Sunday, June 09, 2013

Change creates inevitability

Lately, there’s been a lot of further evidence about how much American society has moved toward acceptance of LGBT people, and all of it explains why marriage equality is an idea whose time has come. The changes have been remarkable—and broad.

The latest Pew Research report found that opponents and proponents alike realise that marriage equality is inevitable. This explains why our adversaries have been so, um, determined lately to make people believe that inevitability is a “lie”: They realised that since even their supporters know that marriage equality is inevitable, future donations will dry up.

But what’s behind that realisation? What’s made this both an inevitability and something that people recognise as such?

Turns out, there was a lot of other interesting stuff in that Pew report. For example, they looked at people’s answers to whether or not homosexuality should be accepted by society or discouraged by society. In 2003, a bare plurality—47%—thought it should be accepted (against 45% who thought it should be “discouraged”). A decade later, supporters outnumber opponents by two to one: 60% say homosexuality should be accepted by society, and a mere 31% still say it should be “discouraged”.

A couple weeks before the Pew research was released, Gallup released the results from its annual “Values and Beliefs” survey. They found that 59% of Americans felt that gay and lesbian relationships are morally acceptable, up from only 40% in 2001. This means that the rates of acceptance and disapproval have swapped since 2001.

These changes in attitude are remarkable, and since they get at people’s overall attitudes, they explain why marriage equality is advancing. However, both organisations provided even more information that fills out the picture.

Gallup found that 47% of Americans believe that people are born LGBT, with 33% of them thinking it’s “upbringing and environment”. Just two years ago, it was environment slightly ahead of birth, 42% to 40%.

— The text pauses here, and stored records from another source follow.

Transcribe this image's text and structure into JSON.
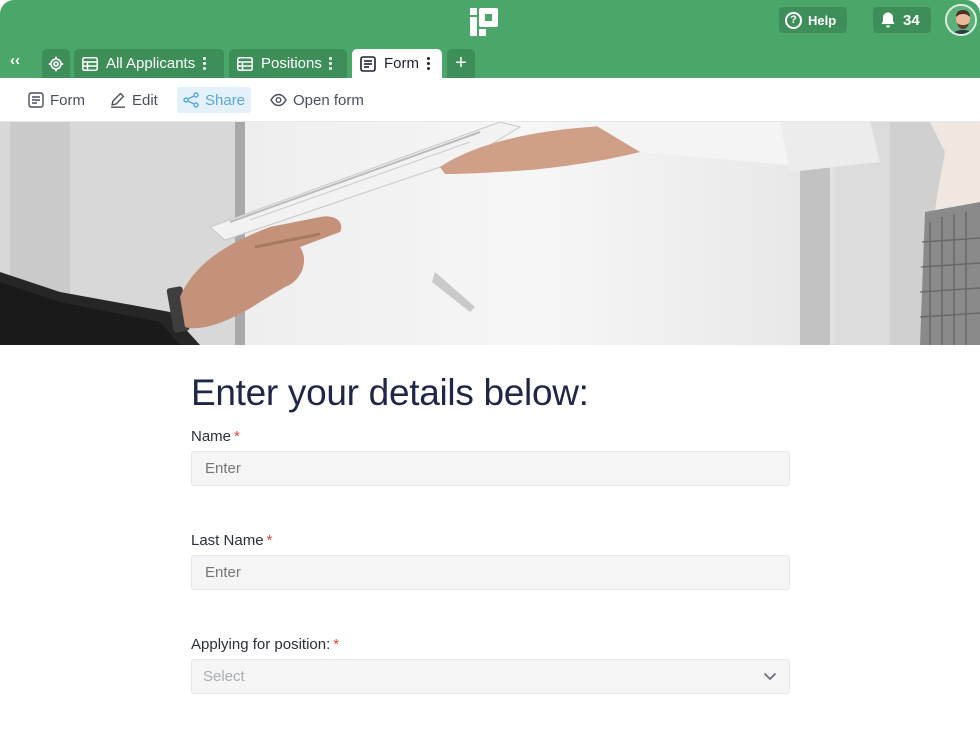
{
  "topbar": {
    "logo_icon": "app-logo",
    "help_label": "Help",
    "help_icon": "question-circle-icon",
    "notifications_count": "34",
    "notifications_icon": "bell-icon",
    "avatar_icon": "user-avatar",
    "brand_color": "#4ba66a"
  },
  "tabs": {
    "collapse_label": "‹‹",
    "items": [
      {
        "label": "All Applicants",
        "icon": "grid-table-icon"
      },
      {
        "label": "Positions",
        "icon": "grid-table-icon"
      },
      {
        "label": "Form",
        "icon": "form-icon",
        "active": true
      }
    ],
    "add_label": "+"
  },
  "toolbar": {
    "form_label": "Form",
    "edit_label": "Edit",
    "share_label": "Share",
    "open_form_label": "Open form"
  },
  "form": {
    "title": "Enter your details below:",
    "name": {
      "label": "Name",
      "required_mark": "*",
      "placeholder": "Enter"
    },
    "last_name": {
      "label": "Last Name",
      "required_mark": "*",
      "placeholder": "Enter"
    },
    "position": {
      "label": "Applying for position:",
      "required_mark": "*",
      "placeholder": "Select"
    }
  }
}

Similar changes in attitudes can also be seen in data from Pew. They said that ten years ago, 60% would be “Very/Somewhat upset” if their child told them they were gay, but today 55% say they would NOT be upset. Even the “very upset” percentage dropped from 33% to 19%.

And yet, many people have religious conflicts: Today, Pew’s questions on whether homosexual behaviour is a “sin” have the yes and no tied at 45% each. That’s down significantly from a decade ago, when 55% said it was a sin and 33% said it wasn’t. That, too, is clearly moving in a more tolerant direction. This is significant because even now, 56% say that same-gender marriage would go against their religious beliefs, as opposed to 41% who say it wouldn’t (in 2003, that was 62% and 33%, respectively).

Our adversaries see in this a justification for them to double-down on religious rhetoric, assuming that this is the one area in which they might be able to win back supporters. They clearly don’t understand what’s really going on.

In reporting on Americans’ pessimistic views on morality in general, Gallup noted:
“Last year, Gallup asked Americans to give their views on the most important problem with the state of moral values. Americans were more likely to cite a lack of respect or tolerance for other people than divisive political and social issues such as abortion or same-sex marriage. So their sour outlook on U.S. values may have more to do with basic matters of civility than with the more controversial moral issues that currently divide Americans.”
With their self-expressed tolerance for LGBT people in general, and marriage equality specifically, it’s clear that mainstream Americans’ definition of “morality” is quite different from the views of religious political activists on the far right. This is what the far right doesn’t understand: They’re using the same words, but they have completely different meanings, leading them to fail at connecting even with religious people.

Still, the most anti-gay attitudes in all these studies were held by those who were older, more conservative, more religious and least educated. That hasn’t changed in a very long time—and yet, it IS changing.

Older Americans’ (described as 55+) support for “gay or lesbian relations” is up 25% since 2001, according to Gallup. A bare majority—51%—find that such relations are morally acceptable. They still have the smallest percentage of support, but it is a majority, and it will continue to grow.

Part of the reason for the changes is demographics: Younger people (18-34) are more tolerant and accepting than any other age segment, but the next oldest age band (35-54) is more accepting than the oldest. As these more tolerant types age, they increase majorities in each older age group.

As many studies have shown, people are more tolerant and accepting of LGBT people when they actually know someone who is LGBT—particularly if that person is a family member or close friend. The increasing openness of society will only accelerate these shifts in attitude. This is what will prevent society from slipping backwards: As people continue to increasingly embrace the LGBT people in their own families, they’ll defend their family members against any who would try to oppress them.

So, what all of this means is this: Things really are moving forward more quickly, and it’s happening because of changes in societal attitudes, brought about, in part, by generational change. This is a one-way journey because of those attitude changes: People will defend their families.

It is this fundamental societal change that makes marriage equality inevitable. And we’re all the better for it.

1 comment:

rogerogreen said...

I'm not convinced that the numbers are true. Probably for LG people. B I have my doubts. and T? No way. I've heard a number of gay-friendly folks with real problems/lack of understanding of transgendered people, thinking that maybe they are just cross-dressers or something.